UCSD Students Present Projects at Clinton Global Initiative

This past weekend, 42 UCSD students presented their projects at the Clinton Global Initiative University hosted at UC Berkeley. The number of UCSD students who attended the conference was higher than it has been since UCSD hosted the conference in 2011, when the university’s own students’ attendance was at its highest.

The CGI U conference serves as a space for students, university representatives and topic experts to come together and work collaboratively on innovative solutions in five areas of pressing global issues: education, the environment and climate change, peace and human rights, poverty alleviation and public health. Each of the 16 teams developed “Commitments to Action,” based on their research projects, that describe specific and measurable initiatives that their work addresses in line with the five global issues.

Ryan Crawford, who is the program coordinator in the Center for Student Involvement Community Service and who is the University Network Campus Liaison for the CGI U, explained his personal role in supporting the students and how the university supports student projects.

“UCSD is committing $10,000 to fund student projects,” Crawford told the UCSD Guardian. “This year we had 42 people accepted to attend the meeting. That’s one of the top universities sending the most amount of people. It’s a gathering of 1,200 people around the world; over 60 different countries are represented at the meeting. My involvement personally is that … I interface with our students to make sure they’re finding resources to attend the meeting, but more importantly to help them fulfill their Commitment to Action.”

A team consisting of Warren College junior Yajur Maker, Revelle College freshman Haley Sherburne and Warren sophomore Julie Yip created a low-cost diagnostic platform for detecting disease more efficiently in low-income areas such as Tijuana, Mexico.

Yip, who became involved with the project through the student organization Engineering World Health, felt that the event helped her team better understand future prospects for the project. 

“Overall, [it was] very much a good learning experiencing,” Yip told the Guardian. “In terms of the project it was good to get feedback.
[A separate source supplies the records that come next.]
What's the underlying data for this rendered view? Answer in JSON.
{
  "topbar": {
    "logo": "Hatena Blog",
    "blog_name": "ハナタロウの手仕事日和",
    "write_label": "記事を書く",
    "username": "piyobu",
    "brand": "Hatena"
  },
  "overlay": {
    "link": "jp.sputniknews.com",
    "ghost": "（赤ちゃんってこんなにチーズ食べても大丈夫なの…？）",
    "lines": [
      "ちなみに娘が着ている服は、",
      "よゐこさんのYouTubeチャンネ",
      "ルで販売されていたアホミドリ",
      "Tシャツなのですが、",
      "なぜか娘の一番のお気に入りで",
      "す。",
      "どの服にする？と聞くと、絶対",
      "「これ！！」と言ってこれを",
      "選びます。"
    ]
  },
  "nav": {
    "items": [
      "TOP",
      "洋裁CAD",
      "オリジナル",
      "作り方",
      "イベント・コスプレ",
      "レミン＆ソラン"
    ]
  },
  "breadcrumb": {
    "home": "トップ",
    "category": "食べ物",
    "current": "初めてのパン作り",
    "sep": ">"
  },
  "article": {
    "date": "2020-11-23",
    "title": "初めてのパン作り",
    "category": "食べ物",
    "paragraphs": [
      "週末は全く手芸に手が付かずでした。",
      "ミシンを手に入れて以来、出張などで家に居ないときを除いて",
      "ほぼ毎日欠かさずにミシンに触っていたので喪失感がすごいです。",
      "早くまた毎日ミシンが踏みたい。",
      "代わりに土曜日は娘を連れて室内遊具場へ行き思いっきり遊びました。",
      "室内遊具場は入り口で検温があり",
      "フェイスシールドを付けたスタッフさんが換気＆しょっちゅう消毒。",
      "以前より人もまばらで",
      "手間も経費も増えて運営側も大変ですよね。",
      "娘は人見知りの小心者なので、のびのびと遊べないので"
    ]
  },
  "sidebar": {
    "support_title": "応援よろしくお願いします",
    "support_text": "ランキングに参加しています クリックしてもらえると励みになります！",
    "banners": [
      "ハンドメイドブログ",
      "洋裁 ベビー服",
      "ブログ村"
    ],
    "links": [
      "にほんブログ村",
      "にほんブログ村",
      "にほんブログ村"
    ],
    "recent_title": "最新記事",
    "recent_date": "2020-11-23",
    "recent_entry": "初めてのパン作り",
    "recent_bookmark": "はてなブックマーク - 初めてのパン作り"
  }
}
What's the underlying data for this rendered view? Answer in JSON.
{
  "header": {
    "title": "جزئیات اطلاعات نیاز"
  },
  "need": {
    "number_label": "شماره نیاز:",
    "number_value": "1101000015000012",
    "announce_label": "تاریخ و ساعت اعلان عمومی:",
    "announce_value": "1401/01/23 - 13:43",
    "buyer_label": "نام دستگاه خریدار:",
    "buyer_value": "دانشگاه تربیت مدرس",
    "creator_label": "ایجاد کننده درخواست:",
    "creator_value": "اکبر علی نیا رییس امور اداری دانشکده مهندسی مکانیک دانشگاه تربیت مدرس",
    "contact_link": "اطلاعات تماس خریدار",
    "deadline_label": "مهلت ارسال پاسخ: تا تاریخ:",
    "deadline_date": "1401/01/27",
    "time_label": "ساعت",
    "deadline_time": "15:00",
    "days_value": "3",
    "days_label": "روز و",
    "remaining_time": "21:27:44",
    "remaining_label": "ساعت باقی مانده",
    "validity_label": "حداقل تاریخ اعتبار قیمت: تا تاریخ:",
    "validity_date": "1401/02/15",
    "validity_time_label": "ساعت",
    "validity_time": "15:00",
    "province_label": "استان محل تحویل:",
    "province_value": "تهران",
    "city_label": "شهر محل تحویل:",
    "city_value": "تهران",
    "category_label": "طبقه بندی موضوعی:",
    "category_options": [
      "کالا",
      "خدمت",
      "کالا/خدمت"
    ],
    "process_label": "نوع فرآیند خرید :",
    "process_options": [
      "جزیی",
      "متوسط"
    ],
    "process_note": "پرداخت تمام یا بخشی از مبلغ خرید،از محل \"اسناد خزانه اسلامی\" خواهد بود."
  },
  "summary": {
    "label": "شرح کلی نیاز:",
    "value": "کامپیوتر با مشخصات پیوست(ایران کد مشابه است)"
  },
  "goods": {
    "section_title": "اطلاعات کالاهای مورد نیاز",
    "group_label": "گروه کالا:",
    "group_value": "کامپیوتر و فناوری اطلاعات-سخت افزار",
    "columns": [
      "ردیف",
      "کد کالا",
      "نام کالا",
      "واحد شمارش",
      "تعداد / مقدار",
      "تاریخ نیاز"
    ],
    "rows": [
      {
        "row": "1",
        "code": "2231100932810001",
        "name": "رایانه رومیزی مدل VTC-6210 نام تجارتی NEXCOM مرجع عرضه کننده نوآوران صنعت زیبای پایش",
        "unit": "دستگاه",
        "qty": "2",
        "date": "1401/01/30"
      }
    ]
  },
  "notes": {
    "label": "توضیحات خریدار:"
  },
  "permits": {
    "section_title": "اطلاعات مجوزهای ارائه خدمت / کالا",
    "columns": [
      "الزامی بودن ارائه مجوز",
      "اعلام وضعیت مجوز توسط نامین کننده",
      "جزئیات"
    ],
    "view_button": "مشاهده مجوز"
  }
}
There were a lot of questions that made us think about a commercial perspective.”

Eleanor Roosevelt College senior Gabriella Bastos, Revelle senior John Bogich and Muir College junior Ismael Ramirez submitted a Commitment to Action based on a project that has been in the works for the past few years.

Dubbed a “closed-loop ecosystem,” the team aims to create a sustainable, closed-loop and scalable controlled greenhouse that can guarantee food for any community regardless of resources or weather. This is through the use of renewable energy techniques like hydroponic growing and atmospheric water generators to produce food, thereby reducing food waste and addressing climate change.

Several aspects of the project have been pursued in Roger’s Garden, the community garden in Revelle and in various places across campus. These include solar panels installed in the gardens themselves, working with Price Center restaurants to gather their food waste for compost and continuing the growth of fresh vegetables and fruits in the community garden.

Bastos expressed her desire to implement the project beyond UCSD’s own campus and into less privileged communities, such as Tijuana and San Diego border communities.

Bogich felt encouraged by the diversity of student perspectives at the conference.

“CGI definitely opened my eyes to some of the amazing work that is being done by inspiring young people all over the globe,” Bogich said. “It was a great place to cross-pollinate with minds from different educational and cultural backgrounds.”

For Bastos, the focus on peer-to-peer interactions made the experience more motivating.

“What CGI U did is it definitely made me more excited; I don’t want to be cliched, but it did inspire me,” Bastos told the Guardian. “You’re around students your age — that’s the big emphasis I like to put — it’s the age similarity. Because a lot of the time you can go to these conferences and watch Ted Talks but those are older adults. If you’re really passionate about something you can manage to balance your time … [and] you can find a way to make your passions a reality.”